*** Opening of GIVEN DATA ***

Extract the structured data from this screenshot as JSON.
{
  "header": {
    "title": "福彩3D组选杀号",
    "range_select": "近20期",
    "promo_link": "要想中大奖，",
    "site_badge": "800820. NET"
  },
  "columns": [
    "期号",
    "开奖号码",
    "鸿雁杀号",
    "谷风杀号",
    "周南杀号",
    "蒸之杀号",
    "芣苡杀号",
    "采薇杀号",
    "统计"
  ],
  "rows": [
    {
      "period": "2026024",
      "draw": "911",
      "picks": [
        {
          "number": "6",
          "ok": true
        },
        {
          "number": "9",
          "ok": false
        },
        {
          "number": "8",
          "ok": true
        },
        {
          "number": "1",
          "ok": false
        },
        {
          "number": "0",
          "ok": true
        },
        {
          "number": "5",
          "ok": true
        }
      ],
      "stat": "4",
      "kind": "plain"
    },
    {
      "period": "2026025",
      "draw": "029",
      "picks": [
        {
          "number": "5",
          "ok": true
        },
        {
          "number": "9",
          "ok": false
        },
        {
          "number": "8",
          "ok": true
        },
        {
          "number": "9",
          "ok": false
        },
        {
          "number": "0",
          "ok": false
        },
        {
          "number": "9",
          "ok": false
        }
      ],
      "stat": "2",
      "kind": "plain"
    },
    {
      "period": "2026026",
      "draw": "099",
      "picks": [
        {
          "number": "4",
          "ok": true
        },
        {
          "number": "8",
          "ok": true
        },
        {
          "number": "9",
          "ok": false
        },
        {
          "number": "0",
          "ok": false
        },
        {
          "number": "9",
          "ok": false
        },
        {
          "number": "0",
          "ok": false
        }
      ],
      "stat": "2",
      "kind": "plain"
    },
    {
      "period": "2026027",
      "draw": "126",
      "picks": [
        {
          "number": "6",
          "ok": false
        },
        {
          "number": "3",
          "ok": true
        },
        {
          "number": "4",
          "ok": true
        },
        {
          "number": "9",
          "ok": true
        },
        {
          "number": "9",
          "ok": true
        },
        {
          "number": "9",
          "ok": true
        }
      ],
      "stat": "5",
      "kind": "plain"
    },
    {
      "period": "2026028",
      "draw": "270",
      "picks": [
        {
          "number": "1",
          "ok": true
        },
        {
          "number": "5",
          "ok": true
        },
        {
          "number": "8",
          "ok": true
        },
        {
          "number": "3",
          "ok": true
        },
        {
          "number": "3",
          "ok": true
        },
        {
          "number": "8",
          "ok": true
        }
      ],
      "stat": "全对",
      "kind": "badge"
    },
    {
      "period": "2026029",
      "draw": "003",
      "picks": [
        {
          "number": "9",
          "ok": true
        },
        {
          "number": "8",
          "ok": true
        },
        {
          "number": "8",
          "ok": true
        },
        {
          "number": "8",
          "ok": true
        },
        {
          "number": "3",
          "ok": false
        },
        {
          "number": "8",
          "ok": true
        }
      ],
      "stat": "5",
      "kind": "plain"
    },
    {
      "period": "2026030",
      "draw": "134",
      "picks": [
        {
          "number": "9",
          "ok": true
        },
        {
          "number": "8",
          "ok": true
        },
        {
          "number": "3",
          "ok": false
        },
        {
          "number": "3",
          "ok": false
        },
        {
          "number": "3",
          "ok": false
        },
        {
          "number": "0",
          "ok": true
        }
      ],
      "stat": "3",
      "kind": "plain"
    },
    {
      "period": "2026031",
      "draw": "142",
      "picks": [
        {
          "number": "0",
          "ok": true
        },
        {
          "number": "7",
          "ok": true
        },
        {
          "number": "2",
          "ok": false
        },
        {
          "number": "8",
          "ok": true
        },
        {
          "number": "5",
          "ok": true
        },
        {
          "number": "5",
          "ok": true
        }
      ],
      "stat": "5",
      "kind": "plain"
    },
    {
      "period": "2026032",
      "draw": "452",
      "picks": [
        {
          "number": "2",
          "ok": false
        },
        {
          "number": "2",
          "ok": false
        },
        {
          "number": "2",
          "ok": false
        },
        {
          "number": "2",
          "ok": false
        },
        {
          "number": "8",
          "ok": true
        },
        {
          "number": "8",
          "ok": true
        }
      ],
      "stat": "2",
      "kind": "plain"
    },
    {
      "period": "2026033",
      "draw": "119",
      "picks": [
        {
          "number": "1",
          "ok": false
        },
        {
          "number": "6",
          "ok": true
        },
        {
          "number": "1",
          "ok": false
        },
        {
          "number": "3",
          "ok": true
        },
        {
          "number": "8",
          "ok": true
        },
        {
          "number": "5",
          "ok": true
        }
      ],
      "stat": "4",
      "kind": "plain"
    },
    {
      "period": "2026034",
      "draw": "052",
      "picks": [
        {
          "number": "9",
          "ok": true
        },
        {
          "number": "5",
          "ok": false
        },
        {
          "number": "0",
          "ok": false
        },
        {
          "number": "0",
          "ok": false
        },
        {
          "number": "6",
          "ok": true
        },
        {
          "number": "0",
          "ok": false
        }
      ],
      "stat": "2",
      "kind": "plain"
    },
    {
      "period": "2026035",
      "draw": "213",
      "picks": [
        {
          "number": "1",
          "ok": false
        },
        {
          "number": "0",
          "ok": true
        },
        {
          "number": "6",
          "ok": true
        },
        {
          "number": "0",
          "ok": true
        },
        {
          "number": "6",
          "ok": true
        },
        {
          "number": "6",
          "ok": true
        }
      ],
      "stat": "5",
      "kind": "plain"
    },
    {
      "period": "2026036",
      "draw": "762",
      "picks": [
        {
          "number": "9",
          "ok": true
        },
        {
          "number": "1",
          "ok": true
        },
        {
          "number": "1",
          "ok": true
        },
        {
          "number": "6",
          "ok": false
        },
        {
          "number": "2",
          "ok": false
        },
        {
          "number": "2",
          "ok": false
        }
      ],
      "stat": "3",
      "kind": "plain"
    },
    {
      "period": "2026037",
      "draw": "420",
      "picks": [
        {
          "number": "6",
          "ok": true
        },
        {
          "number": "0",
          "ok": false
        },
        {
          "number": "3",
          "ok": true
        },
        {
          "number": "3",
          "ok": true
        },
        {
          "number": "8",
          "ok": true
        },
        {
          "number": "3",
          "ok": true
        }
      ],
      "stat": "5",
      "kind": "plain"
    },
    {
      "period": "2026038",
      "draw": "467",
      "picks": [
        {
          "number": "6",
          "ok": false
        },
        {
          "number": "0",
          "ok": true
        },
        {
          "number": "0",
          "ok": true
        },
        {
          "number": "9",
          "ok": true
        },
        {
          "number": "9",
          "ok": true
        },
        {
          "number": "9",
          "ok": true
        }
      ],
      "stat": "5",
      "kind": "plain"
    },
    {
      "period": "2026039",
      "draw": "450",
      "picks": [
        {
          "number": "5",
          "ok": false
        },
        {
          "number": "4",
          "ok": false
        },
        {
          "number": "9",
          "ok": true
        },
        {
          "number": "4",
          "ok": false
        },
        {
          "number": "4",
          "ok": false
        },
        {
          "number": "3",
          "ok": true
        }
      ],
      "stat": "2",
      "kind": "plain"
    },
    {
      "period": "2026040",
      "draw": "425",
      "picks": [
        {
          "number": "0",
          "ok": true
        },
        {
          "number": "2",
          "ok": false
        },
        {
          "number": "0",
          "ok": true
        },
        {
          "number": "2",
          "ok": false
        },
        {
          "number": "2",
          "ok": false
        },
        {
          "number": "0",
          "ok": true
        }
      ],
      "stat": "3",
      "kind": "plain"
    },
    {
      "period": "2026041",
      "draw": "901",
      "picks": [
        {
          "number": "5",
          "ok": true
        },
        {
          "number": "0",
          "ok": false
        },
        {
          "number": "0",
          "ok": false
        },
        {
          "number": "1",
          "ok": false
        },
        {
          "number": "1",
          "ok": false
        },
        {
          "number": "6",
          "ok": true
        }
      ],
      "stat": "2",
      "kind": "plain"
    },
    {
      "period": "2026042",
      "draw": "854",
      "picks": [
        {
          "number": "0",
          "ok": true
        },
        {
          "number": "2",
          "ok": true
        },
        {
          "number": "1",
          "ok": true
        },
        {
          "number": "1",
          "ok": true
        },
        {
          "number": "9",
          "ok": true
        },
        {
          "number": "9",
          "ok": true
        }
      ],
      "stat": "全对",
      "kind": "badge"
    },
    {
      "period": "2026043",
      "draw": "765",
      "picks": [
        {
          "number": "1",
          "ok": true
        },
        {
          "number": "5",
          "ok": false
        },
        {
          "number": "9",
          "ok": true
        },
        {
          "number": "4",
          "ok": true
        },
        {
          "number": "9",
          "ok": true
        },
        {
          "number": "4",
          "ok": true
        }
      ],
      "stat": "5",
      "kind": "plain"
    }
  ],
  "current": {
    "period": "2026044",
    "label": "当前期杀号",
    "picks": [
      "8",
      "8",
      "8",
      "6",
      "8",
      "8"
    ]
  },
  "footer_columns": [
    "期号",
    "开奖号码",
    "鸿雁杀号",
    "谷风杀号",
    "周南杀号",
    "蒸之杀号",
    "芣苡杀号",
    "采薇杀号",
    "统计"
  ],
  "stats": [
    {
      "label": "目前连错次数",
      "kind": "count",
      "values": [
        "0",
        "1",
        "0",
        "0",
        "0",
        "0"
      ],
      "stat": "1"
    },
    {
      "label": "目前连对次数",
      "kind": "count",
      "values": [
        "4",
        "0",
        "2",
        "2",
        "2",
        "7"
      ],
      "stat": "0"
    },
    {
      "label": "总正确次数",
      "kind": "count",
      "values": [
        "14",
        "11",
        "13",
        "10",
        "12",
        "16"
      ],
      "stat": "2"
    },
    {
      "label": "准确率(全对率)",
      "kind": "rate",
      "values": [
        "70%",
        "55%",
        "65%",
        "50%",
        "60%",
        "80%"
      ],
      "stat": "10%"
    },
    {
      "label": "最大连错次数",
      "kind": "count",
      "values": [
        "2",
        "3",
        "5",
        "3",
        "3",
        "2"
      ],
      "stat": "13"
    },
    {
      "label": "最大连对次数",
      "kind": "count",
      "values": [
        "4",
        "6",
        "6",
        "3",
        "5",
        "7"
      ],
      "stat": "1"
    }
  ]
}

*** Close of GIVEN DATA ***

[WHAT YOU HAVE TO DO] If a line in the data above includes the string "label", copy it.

[ANSWER BOX]
    "label": "当前期杀号",
      "label": "目前连错次数",
      "label": "目前连对次数",
      "label": "总正确次数",
      "label": "准确率(全对率)",
      "label": "最大连错次数",
      "label": "最大连对次数",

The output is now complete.